Biosensors that continuously measure circulating biomolecules in real time could provide insights into the health status of patients and their response to therapeutics. But biosensors for the continuous real-time monitoring of analytes in vivo have only reached nanomolar sensitivity and can measure only a handful of molecules, such as glucose and blood oxygen. Here we show that multiple analytes can be continuously and simultaneously measured with picomolar sensitivity and sub-second resolution via the integration of aptamers and antibodies into a bead-based fluorescence sandwich immunoassay implemented in a custom microfluidic chip. After an incubation time of 30 s, bead fluorescence is measured using a high-speed camera under spatially multiplexed two-colour laser illumination. We used the assay for continuous quantification of glucose and insulin concentrations in the blood of live diabetic rats to resolve inter-animal differences in the pharmacokinetic response to insulin as well as discriminate pharmacokinetic profiles from different insulin formulations. The assay can be readily modified to continuously and simultaneously measure other blood analytes in vivo.

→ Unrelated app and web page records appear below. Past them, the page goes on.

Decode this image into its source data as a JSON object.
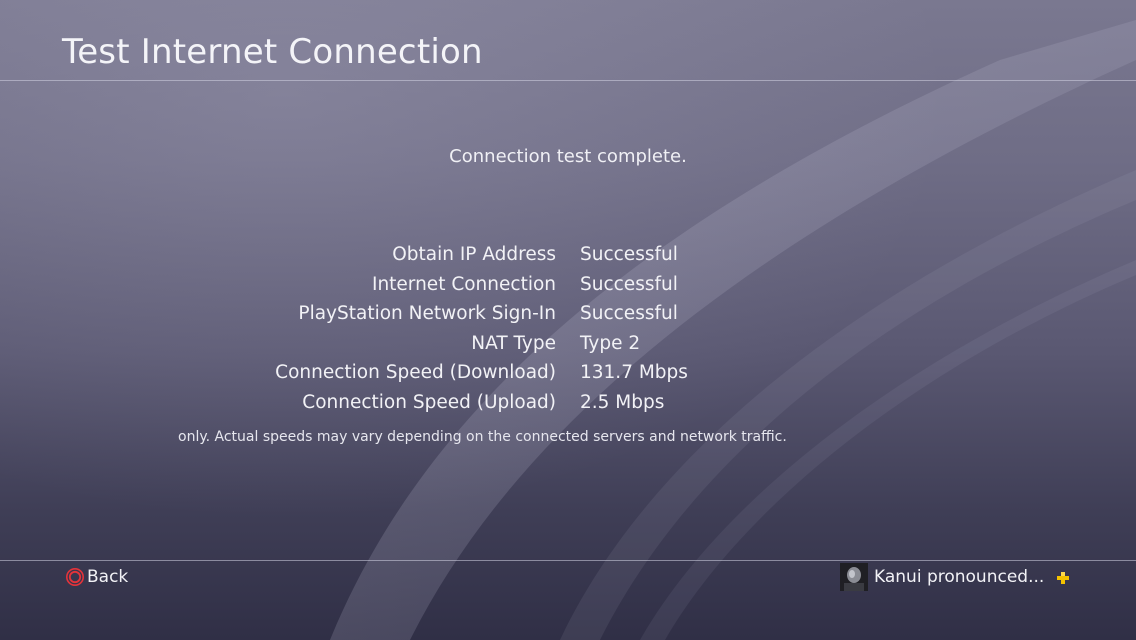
{
  "header": {
    "title": "Test Internet Connection"
  },
  "main": {
    "status": "Connection test complete.",
    "results": [
      {
        "label": "Obtain IP Address",
        "value": "Successful"
      },
      {
        "label": "Internet Connection",
        "value": "Successful"
      },
      {
        "label": "PlayStation Network Sign-In",
        "value": "Successful"
      },
      {
        "label": "NAT Type",
        "value": "Type 2"
      },
      {
        "label": "Connection Speed (Download)",
        "value": "131.7 Mbps"
      },
      {
        "label": "Connection Speed (Upload)",
        "value": "2.5 Mbps"
      }
    ],
    "disclaimer": "only. Actual speeds may vary depending on the connected servers and network traffic."
  },
  "footer": {
    "back_label": "Back",
    "back_icon": "circle-button-icon",
    "user_label": "Kanui pronounced...",
    "plus_icon": "playstation-plus-icon"
  },
  "colors": {
    "circle_button": "#e5333a",
    "plus_gold": "#f4c200"
  }
}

The pineal gland is a central structure in the circadian system which produces melatonin under the control of the central clock, the suprachiasmatic nucleus (SCN). The SCN and the output of the pineal gland, i.e. melatonin, are synchronized to the 24‐hr day by environmental light, received by the retina and transmitted to the SCN via the retinohypothalamic tract. Melatonin not only plays an important role in the regulation of circadian rhythms, but also acts as antioxidant and neuroprotector that may be of importance in aging and Alzheimer's disease (AD). Circadian disorders, such as sleep–wake cycle disturbances, are associated with aging, and even more pronounced in AD. Many studies have reported disrupted melatonin production and rhythms in aging and in AD that, as we showed, are taking place as early as in the very first preclinical AD stages (neuropathological Braak stage I–II). Degeneration of the retina‐SCN‐pineal axis may underlie these changes. Our recent studies indicate that a dysfunction of the sympathetic regulation of pineal melatonin synthesis by the SCN is responsible for melatonin changes during the early AD stages. Reactivation of the circadian system (retina‐SCN‐pineal pathway) by means of light therapy and melatonin supplementation, to restore the circadian rhythm and to relieve the clinical circadian disturbances, has shown promising positive results.